You see now that a diet by any other name is still a diet.
Whether it’s the traditional Weight-Watchers or Jenny Craig or the nouveau Paleo or Whole30 you know that if it asks you to follow rules, if it tells you that your body’s cravings can’t be trusted, if it makes someone else the expert, if it demonizes certain foods or entire macronutrients that it’s a diet. Plus you’re not going to be fooled by misappropriated buzzwords and phrases like “wellness” and “body love” and “make peace with food.” A spade is a spade and you know it.
You see that yo-yoing in weight is not and has not been a fault of yours but an inherent side-effect of dieting.
When a human being is threatened with starvation over and over again as they are when dieting the body acts in the interest of self-preservation and decreases metabolism. This is the brilliance of our bodies, they want us to live. This the problem with restriction. This is the "planned obsolescence" or built in expiration date of diets. It's diets that don't work but people blame themselves for not sticking to it. They blame themselves for not having the willpower, for eating sugar or bread, when all all along it was the diet itself that was set up to cause weight-gain. You see this now. You're not playing a rigged game anymore.
You see now that you’d rather be happy than weigh any specific amount.
Most often when we’re chasing weight-loss we’re really chasing what we think weight loss will give us: happiness, love, desirability, etc. Most often when we’re restricting our food we’re chasing order in our life, a sense of control, or a decrease in our anxiety. But now, you realize that people have all the things we’re promised weight-loss will give us without the pursuit of a different body. Now you realize you can have those things too. Now you know that diets aren’t the most effective anxiety management approach. Now you just want to be free and happy.

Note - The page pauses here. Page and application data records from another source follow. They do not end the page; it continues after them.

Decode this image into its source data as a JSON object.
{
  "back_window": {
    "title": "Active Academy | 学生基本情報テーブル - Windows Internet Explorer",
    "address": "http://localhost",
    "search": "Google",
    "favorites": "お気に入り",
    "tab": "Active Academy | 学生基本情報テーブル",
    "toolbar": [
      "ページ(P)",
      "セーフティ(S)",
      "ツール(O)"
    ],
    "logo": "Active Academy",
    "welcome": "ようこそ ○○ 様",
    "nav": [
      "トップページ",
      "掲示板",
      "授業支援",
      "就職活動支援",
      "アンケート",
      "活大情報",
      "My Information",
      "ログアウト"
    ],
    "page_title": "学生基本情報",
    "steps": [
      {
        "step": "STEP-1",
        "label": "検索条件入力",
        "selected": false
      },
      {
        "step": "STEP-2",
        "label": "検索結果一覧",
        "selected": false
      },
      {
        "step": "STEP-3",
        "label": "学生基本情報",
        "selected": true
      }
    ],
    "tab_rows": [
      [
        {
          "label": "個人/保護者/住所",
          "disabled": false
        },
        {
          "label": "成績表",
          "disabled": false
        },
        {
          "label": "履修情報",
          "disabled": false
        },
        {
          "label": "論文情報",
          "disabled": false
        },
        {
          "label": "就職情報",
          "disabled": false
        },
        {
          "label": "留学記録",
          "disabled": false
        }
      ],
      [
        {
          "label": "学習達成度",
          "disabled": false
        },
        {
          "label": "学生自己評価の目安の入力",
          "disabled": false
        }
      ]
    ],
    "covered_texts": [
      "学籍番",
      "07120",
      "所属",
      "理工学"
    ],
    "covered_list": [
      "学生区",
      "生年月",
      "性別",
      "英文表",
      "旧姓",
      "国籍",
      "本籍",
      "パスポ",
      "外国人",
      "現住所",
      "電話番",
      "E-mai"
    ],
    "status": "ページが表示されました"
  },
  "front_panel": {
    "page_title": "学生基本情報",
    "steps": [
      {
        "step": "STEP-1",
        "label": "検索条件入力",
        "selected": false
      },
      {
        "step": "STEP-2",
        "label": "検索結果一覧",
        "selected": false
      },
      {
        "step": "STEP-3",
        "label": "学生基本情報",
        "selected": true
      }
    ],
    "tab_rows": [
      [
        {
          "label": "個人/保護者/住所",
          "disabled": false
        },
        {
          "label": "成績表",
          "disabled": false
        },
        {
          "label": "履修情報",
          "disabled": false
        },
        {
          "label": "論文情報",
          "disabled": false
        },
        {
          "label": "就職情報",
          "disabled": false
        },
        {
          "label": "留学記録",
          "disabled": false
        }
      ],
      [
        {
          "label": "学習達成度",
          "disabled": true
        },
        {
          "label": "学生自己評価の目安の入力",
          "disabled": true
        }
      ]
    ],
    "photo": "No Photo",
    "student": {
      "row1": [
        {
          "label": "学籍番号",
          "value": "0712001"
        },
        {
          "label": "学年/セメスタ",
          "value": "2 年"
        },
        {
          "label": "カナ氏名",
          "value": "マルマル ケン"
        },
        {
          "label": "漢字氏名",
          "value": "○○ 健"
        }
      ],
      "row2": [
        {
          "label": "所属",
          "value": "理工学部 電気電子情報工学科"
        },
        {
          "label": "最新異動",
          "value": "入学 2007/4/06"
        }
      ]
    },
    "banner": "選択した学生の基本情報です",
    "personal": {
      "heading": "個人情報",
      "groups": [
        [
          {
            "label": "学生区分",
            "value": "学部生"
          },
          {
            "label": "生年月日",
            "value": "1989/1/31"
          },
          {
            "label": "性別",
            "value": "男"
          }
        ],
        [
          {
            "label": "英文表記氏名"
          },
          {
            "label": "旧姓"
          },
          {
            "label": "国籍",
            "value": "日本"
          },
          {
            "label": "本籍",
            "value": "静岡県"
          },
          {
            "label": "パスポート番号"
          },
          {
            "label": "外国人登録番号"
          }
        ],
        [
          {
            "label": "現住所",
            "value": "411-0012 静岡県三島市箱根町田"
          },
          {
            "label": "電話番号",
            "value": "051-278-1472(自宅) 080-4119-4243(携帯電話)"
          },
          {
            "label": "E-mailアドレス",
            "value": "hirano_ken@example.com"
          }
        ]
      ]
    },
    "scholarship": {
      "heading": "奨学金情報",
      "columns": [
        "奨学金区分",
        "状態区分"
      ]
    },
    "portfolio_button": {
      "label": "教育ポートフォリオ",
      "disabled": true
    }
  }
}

You’re not holding out hope anymore for a miracle, quick-fix, lose-weight pill, plan, or program.
You’ve tried enough to know that the next diet will not have different results from the last one, or the last ten. You also know that the path from chronic dieter to normal eater won’t happen overnight or in six weeks. That speedy pace is only ever sold by industries that care more about profits that results or your well being. You now know that being the tortoise is a better bet than being the hare. Slow and steady wins the race.
You see now that weighing less, if it means you have to starve and torture yourself, isn’t worth it.
Priorities change. As we live, we learn. It can take a while but eventually, if we’re lucky, where we find meaning and fulfillment becomes clear and it turns out that’s it’s never found in how we look or what we weigh or how "perfect" of an eater we are. Meaning is found in relationships, in creative expression, in service, in play, in nature, in enjoying our bodies, and in loving one another. It’s not found in a pants size. The cost is just too high for you to continue to inflict harm on yourself in the name of calories or points or carbs or pounds or inches.
You have just enough faith that you can relearn how to be a “normal” eater even if that scares you.
You may not know how. You might crave support. But you have faith, however faint, that you can be free. Others that you respect and trust have gone before you. Somewhere inside is a voice whispering "We're done. So done. Never again. So what's next?"